Jun 16, 2023

What You Need To Know Before You Buy A Franchise

A franchise business may sound effortless and profitable. For starters, franchising an existing restaurant business can sound like a much safer alternative—considering that the franchisor brand is already established, and has a market share in place. However, the process of starting a one is far more elaborate than it seems.

If you’re an aspiring restaurateur looking to acquire a restaurant franchise, read ahead to find out key aspects to consider before you sign the Franchise Agreement.

#1 Restaurant format and local markets

Before reaching out to the franchising brand, learn what restaurant format would profit best at the location you are planning to open. For example, fine dining restaurants would work best in second to first class locality while a quick service restaurant (QSR) is profitable in areas with higher foot traffic like shopping malls or university campuses.

#2 Budget

Different franchise brands demand different costs. Your financial plan should cover especially the royalty fee (depending on the terms laid out in the Franchise Agreement) and any additional costs that will apply. Additional costs include your vendors and suppliers, staff hiring and training, restaurant technologies, etc. If the finalized costs exceed your initial budget but the return on investment (ROI) measures well, make sure to have a handy source you can procure funds from.

#3 The Franchisor

Knowing where your Franchisor Brand lies in the food service market is crucial to avoid risks and losses. Look into its profile—its shareholders, officers, and directors, maturity, success rates, and brand recognition in the market. Besides those, make sure to check how many franchises are already operating for more than three years and how many have failed. Better yet, get in touch with the Franchise owners and find out if they are making a profit or have gone broke.

#4 The Franchisor’s competition

The local market’s direct and indirect competition should be thoroughly looked into. Consider your competitor’s brand recall and recognition, and think about how you can make yours different.

#5 The Franchise Agreement

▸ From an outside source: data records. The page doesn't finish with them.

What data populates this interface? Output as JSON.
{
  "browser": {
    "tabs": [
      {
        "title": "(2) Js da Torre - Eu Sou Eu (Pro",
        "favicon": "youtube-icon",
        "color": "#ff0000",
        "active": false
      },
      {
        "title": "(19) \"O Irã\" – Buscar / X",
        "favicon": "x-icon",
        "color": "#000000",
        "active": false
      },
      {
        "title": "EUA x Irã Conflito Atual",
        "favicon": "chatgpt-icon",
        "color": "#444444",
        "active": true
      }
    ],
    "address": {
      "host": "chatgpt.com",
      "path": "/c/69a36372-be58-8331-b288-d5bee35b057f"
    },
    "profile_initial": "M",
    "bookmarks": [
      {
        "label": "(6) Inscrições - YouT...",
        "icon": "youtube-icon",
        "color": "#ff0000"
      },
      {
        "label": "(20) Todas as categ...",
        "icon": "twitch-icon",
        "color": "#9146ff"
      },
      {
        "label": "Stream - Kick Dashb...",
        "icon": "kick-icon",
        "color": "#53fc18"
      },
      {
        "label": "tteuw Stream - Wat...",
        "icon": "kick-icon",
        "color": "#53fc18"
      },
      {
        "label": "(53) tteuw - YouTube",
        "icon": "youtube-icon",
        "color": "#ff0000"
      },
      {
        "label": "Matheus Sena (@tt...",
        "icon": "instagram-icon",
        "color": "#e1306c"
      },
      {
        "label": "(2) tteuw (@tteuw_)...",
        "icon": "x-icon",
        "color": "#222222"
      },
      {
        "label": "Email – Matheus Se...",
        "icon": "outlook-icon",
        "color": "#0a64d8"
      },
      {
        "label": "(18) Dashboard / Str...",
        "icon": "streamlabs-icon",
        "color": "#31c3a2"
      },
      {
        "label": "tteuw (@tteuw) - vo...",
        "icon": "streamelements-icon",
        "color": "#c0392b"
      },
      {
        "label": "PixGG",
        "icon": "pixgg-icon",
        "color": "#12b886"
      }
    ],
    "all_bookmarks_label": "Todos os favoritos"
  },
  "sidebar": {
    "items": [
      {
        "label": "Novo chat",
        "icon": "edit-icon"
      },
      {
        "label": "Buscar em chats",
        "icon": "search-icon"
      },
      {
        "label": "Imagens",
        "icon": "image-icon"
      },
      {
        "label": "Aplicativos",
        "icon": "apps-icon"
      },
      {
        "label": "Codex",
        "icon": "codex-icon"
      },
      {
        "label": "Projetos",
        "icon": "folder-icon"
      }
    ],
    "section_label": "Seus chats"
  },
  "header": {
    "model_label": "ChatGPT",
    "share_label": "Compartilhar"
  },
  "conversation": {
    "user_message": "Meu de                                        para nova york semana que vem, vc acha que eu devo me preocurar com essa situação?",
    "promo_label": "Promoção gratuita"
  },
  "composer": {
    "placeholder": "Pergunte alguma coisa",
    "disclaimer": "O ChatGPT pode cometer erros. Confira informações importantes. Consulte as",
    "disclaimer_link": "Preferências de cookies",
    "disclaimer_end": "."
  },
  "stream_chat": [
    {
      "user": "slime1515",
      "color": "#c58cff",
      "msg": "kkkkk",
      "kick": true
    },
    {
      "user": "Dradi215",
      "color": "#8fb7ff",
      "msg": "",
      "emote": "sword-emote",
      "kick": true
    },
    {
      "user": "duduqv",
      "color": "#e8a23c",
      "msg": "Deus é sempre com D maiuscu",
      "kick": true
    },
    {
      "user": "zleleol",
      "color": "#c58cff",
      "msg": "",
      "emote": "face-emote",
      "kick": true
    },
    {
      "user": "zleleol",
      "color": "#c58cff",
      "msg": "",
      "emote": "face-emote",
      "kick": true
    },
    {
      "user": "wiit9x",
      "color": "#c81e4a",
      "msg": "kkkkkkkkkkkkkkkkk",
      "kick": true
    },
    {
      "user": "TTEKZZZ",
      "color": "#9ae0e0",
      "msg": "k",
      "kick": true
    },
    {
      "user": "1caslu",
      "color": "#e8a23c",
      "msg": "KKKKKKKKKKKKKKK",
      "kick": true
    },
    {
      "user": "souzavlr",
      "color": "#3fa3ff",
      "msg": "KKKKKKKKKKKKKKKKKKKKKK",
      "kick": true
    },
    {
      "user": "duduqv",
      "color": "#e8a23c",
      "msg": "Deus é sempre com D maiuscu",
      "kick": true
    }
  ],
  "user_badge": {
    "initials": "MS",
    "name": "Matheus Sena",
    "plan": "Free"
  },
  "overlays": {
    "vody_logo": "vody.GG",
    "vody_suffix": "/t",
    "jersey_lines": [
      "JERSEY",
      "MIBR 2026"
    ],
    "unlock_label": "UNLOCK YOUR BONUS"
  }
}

After your research, make sure to scheme through the Franchise Agreement and its content—established policies, franchise fees, and impending royalties. Since the brand’s name will now be at stake, be aware of the basic support your Franchisor will be providing in terms of staffing, operations, marketing, and raw supplies.